**Task details**
Output each line of the material exactly as it stands.

**Data in this exercise**

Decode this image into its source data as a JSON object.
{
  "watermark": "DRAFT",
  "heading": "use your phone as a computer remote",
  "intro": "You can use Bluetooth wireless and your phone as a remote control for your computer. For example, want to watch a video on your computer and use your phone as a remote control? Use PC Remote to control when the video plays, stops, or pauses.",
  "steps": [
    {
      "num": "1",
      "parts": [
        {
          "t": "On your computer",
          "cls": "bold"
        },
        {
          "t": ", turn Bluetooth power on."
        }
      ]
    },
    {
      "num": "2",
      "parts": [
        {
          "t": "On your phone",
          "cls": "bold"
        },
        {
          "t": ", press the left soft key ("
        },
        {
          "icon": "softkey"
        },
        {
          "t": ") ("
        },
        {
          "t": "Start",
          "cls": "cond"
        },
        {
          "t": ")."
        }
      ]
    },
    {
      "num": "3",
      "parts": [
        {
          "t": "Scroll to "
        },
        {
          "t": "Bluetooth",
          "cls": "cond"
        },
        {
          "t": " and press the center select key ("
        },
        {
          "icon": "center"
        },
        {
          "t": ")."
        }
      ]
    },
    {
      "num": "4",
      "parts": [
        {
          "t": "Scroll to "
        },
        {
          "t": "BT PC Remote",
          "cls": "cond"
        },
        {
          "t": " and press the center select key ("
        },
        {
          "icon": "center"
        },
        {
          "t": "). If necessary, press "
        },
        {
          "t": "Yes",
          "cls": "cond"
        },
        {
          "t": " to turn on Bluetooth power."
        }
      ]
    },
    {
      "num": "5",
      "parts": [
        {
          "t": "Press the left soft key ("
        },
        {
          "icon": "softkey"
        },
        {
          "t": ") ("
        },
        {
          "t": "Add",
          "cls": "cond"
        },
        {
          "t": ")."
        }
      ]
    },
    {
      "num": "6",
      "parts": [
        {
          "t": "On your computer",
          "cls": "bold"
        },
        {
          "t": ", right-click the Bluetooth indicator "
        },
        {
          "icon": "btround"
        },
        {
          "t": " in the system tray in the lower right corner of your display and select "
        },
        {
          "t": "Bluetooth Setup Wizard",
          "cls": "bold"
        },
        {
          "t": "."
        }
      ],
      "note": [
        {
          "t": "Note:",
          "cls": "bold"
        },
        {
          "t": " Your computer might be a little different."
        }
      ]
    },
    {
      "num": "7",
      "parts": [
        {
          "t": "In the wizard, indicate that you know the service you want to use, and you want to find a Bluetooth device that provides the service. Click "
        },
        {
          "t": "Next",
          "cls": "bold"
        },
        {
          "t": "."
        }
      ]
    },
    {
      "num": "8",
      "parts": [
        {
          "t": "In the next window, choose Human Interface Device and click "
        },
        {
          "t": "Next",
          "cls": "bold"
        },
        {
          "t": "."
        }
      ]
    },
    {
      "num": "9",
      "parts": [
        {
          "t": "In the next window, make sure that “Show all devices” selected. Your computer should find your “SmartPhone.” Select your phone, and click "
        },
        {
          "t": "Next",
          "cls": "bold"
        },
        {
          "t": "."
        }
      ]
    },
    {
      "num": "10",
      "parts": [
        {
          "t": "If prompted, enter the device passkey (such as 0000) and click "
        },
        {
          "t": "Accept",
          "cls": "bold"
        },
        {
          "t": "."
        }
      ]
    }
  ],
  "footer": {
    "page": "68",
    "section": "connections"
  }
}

**Exercise result**
Decode this image into its source data as a JSON object.
{
  "watermark": "DRAFT",
  "heading": "use your phone as a computer remote",
  "intro": "You can use Bluetooth wireless and your phone as a remote control for your computer. For example, want to watch a video on your computer and use your phone as a remote control? Use PC Remote to control when the video plays, stops, or pauses.",
  "steps": [
    {
      "num": "1",
      "parts": [
        {
          "t": "On your computer",
          "cls": "bold"
        },
        {
          "t": ", turn Bluetooth power on."
        }
      ]
    },
    {
      "num": "2",
      "parts": [
        {
          "t": "On your phone",
          "cls": "bold"
        },
        {
          "t": ", press the left soft key ("
        },
        {
          "icon": "softkey"
        },
        {
          "t": ") ("
        },
        {
          "t": "Start",
          "cls": "cond"
        },
        {
          "t": ")."
        }
      ]
    },
    {
      "num": "3",
      "parts": [
        {
          "t": "Scroll to "
        },
        {
          "t": "Bluetooth",
          "cls": "cond"
        },
        {
          "t": " and press the center select key ("
        },
        {
          "icon": "center"
        },
        {
          "t": ")."
        }
      ]
    },
    {
      "num": "4",
      "parts": [
        {
          "t": "Scroll to "
        },
        {
          "t": "BT PC Remote",
          "cls": "cond"
        },
        {
          "t": " and press the center select key ("
        },
        {
          "icon": "center"
        },
        {
          "t": "). If necessary, press "
        },
        {
          "t": "Yes",
          "cls": "cond"
        },
        {
          "t": " to turn on Bluetooth power."
        }
      ]
    },
    {
      "num": "5",
      "parts": [
        {
          "t": "Press the left soft key ("
        },
        {
          "icon": "softkey"
        },
        {
          "t": ") ("
        },
        {
          "t": "Add",
          "cls": "cond"
        },
        {
          "t": ")."
        }
      ]
    },
    {
      "num": "6",
      "parts": [
        {
          "t": "On your computer",
          "cls": "bold"
        },
        {
          "t": ", right-click the Bluetooth indicator "
        },
        {
          "icon": "btround"
        },
        {
          "t": " in the system tray in the lower right corner of your display and select "
        },
        {
          "t": "Bluetooth Setup Wizard",
          "cls": "bold"
        },
        {
          "t": "."
        }
      ],
      "note": [
        {
          "t": "Note:",
          "cls": "bold"
        },
        {
          "t": " Your computer might be a little different."
        }
      ]
    },
    {
      "num": "7",
      "parts": [
        {
          "t": "In the wizard, indicate that you know the service you want to use, and you want to find a Bluetooth device that provides the service. Click "
        },
        {
          "t": "Next",
          "cls": "bold"
        },
        {
          "t": "."
        }
      ]
    },
    {
      "num": "8",
      "parts": [
        {
          "t": "In the next window, choose Human Interface Device and click "
        },
        {
          "t": "Next",
          "cls": "bold"
        },
        {
          "t": "."
        }
      ]
    },
    {
      "num": "9",
      "parts": [
        {
          "t": "In the next window, make sure that “Show all devices” selected. Your computer should find your “SmartPhone.” Select your phone, and click "
        },
        {
          "t": "Next",
          "cls": "bold"
        },
        {
          "t": "."
        }
      ]
    },
    {
      "num": "10",
      "parts": [
        {
          "t": "If prompted, enter the device passkey (such as 0000) and click "
        },
        {
          "t": "Accept",
          "cls": "bold"
        },
        {
          "t": "."
        }
      ]
    }
  ],
  "footer": {
    "page": "68",
    "section": "connections"
  }
}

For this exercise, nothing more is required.